- [Records for this task]
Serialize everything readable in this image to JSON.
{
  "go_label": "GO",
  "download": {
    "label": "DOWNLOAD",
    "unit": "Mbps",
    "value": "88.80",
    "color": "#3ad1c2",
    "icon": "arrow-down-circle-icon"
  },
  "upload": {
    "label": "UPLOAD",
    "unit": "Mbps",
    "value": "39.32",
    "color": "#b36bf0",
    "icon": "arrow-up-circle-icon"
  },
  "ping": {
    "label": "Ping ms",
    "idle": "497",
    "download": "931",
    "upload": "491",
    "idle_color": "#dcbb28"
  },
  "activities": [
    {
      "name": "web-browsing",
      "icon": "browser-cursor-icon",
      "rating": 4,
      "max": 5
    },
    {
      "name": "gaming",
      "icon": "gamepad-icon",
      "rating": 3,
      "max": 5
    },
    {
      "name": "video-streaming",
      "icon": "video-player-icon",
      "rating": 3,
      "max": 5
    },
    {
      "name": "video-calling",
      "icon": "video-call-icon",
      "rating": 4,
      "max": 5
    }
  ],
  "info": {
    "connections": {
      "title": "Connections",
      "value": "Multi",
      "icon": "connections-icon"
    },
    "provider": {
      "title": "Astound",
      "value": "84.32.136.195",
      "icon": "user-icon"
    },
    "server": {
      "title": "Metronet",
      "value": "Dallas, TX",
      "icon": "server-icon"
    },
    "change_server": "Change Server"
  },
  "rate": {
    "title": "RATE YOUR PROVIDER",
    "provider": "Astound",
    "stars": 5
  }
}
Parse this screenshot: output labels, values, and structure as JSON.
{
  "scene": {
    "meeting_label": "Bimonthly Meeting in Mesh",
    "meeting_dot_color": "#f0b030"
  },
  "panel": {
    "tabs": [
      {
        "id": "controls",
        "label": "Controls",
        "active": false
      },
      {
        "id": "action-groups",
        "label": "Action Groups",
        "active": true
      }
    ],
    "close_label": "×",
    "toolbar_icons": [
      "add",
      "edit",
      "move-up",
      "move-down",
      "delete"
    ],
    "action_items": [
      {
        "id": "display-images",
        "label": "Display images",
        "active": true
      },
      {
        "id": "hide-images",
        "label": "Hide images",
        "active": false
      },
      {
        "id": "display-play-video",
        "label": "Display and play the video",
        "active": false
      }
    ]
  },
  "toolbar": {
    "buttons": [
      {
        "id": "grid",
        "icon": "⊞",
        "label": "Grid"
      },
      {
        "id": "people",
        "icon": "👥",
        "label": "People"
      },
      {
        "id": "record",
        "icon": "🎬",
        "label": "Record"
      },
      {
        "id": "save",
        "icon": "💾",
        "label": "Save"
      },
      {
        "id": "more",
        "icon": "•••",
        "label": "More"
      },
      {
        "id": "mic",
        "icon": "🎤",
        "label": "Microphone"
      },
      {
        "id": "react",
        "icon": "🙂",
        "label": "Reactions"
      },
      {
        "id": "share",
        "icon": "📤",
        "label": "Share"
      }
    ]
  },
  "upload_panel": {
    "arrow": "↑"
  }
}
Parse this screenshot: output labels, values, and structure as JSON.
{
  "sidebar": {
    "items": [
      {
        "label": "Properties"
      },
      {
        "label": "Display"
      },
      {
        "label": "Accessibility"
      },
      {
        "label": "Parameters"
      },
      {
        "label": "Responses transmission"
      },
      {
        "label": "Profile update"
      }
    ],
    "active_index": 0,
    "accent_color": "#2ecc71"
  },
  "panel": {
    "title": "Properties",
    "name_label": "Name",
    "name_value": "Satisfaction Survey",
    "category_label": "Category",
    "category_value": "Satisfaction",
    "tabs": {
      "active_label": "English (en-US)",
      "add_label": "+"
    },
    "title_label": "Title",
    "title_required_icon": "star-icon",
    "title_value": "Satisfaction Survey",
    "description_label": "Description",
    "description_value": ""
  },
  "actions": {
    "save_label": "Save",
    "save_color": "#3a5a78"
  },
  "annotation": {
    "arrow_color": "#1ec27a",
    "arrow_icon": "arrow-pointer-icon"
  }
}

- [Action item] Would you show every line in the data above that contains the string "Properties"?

- [Response to this exercise]
        "label": "Properties"
    "title": "Properties",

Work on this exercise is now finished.